Her additional income has helped Condrada to educate and provide healthcare to her four children, and she even saves some of her milk to benefit the family!

Through COCO, The Hoja Project have helped Damas and Condrada to help themselves!

***

These kind of income increases are a massive deal, because it means that Damas and Condrada now have the means to continue to improve their lives and their children's lives without (hopefully) further input from COCO/Hoja!

Our Income Generation Projects, funded by small loans, has been particularly effective at these kinds of changes in the past, and now our Permaculture programme is giving the local community another similar boost.

Tuesday, 3 December 2013

Oswin in the UK, and mullet book raising money for the Hoja Project

Oswin with Steve Cram and the COCO team
last time he was in the UK in 2009
It's quite an exciting couple of weeks for Hoja, so I think it's worth an occasional update.

Oswin is in the UK, and has been spending the last week or so in Newcastle, visiting schools and supporting organisations, and attending COCO events.

At the weekend he'll be coming down to London, where a number of us Hoja UK volunteers are based, and we can't wait to see him!

He'll visit more schools and supporters down here, and attending a Christmas Hoja get-together.

In other news, a friend of mine Simon Varwell has released his second book, The Return Of The Mullet Hunter, into the wild.  It's nothing to do with the haircut or the fish (well, it's slightly to do with both), but about his attempts to visit every place in the world with the word 'mullet' in its name.

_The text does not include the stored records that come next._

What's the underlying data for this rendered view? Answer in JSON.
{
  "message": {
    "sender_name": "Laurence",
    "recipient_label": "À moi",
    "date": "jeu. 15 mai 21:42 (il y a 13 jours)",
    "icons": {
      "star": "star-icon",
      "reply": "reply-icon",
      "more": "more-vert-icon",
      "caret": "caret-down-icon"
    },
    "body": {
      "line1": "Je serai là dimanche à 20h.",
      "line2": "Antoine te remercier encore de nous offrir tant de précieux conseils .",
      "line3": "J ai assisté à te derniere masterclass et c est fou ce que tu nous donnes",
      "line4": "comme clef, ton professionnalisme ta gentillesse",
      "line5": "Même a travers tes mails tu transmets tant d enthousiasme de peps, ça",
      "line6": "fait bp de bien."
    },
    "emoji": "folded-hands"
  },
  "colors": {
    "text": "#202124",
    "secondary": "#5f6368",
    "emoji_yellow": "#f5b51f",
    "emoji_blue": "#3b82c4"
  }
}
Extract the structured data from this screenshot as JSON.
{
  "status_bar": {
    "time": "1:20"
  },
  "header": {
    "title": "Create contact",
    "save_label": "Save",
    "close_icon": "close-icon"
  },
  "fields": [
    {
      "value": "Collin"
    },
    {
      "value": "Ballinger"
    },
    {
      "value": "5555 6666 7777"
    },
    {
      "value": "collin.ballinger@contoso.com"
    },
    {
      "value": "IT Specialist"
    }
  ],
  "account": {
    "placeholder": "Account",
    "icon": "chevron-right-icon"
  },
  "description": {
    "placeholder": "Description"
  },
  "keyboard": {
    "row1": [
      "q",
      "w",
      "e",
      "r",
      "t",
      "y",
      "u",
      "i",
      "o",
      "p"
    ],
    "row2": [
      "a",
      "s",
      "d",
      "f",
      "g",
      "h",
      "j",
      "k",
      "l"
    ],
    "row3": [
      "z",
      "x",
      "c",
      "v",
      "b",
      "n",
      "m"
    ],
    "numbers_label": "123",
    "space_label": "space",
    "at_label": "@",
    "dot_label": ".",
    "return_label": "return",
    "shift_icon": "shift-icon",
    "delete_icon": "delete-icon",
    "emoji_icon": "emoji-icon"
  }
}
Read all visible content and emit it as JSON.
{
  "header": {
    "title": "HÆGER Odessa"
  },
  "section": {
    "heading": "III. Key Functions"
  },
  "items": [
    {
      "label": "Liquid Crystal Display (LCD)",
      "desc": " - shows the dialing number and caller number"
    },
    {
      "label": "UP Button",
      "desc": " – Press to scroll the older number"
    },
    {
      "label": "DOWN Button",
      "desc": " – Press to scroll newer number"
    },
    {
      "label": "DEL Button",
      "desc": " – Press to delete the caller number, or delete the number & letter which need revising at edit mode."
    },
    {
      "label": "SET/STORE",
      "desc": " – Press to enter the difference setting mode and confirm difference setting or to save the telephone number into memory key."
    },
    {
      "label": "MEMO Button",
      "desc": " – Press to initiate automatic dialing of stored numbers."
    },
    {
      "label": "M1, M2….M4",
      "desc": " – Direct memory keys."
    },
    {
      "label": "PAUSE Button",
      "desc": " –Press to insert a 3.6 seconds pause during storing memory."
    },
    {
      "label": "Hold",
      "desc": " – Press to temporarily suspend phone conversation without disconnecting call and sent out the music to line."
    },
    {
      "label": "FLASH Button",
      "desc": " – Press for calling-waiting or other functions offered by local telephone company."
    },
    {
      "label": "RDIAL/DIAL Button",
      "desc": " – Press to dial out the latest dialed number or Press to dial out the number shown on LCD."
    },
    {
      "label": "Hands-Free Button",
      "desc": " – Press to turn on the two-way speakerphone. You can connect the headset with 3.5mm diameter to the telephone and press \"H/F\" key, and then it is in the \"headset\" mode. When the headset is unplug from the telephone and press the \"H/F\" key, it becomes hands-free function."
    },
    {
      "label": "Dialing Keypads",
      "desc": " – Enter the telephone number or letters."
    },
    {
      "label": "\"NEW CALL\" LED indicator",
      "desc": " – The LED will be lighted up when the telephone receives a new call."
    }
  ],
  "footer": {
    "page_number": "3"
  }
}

His project started off as a little silly challenge that got way out of hand.  So much so that it's required (at least) two books to tell the story.  This is his second book, and it's a fun and engaging read, as you follow him around the world, facing both success and disappointment at different stages of his journey.

A few months ago Simon asked me to design the cover for the book (I talked about that on my own blog), and as part of that deal he has promised to give 10% of the book's proceeds to Hoja.

So you could do worse than pick this book as your Christmas read when the family get a bit too much.  It's available on Kindle from Amazon.

Tuesday, 18 June 2013

All Change!

You may have noticed that this site has become quieter and quieter in terms of providing news about what Hoja are up to in Songea.  However, this doesn't mean that Hoja has been winding down in any way.  Just that I've been ridiculously busy with other commitments, and haven't been involved in Hoja so much lately.

Hoja continue to produce excellent exam results for their students, give out microfinance loans so local people can start small businesses to create their own income, and help farmers get the most out of their land.

In fact an important change has been made to Hoja recently.  In the UK it's no longer operating as its own charity, but is operating as part of COCO.  Don't worry though, Hoja have in practice been operating as part of COCO for years, so this doesn't represent any change in operations.  Rather, a bit of housekeeping.  It just seemed a bit silly to keep them as separate organisations.

As such, I've done a bit of an edit of some of the content on this site (contact and donation details, mostly).  I'm also going to stop pretending that I have time to keep typing out updates on here, when COCO have their own News Page anyway.

You can find out Hoja's news there, as well as all of the other wonderful projects that COCO run.  If you ask them nicely, I'm sure they'll even add you to their mailing list.

Next time I make it out to Tanzania, however, I may well post some updates on here of what I've learned.  Sadly that won't be all that soon.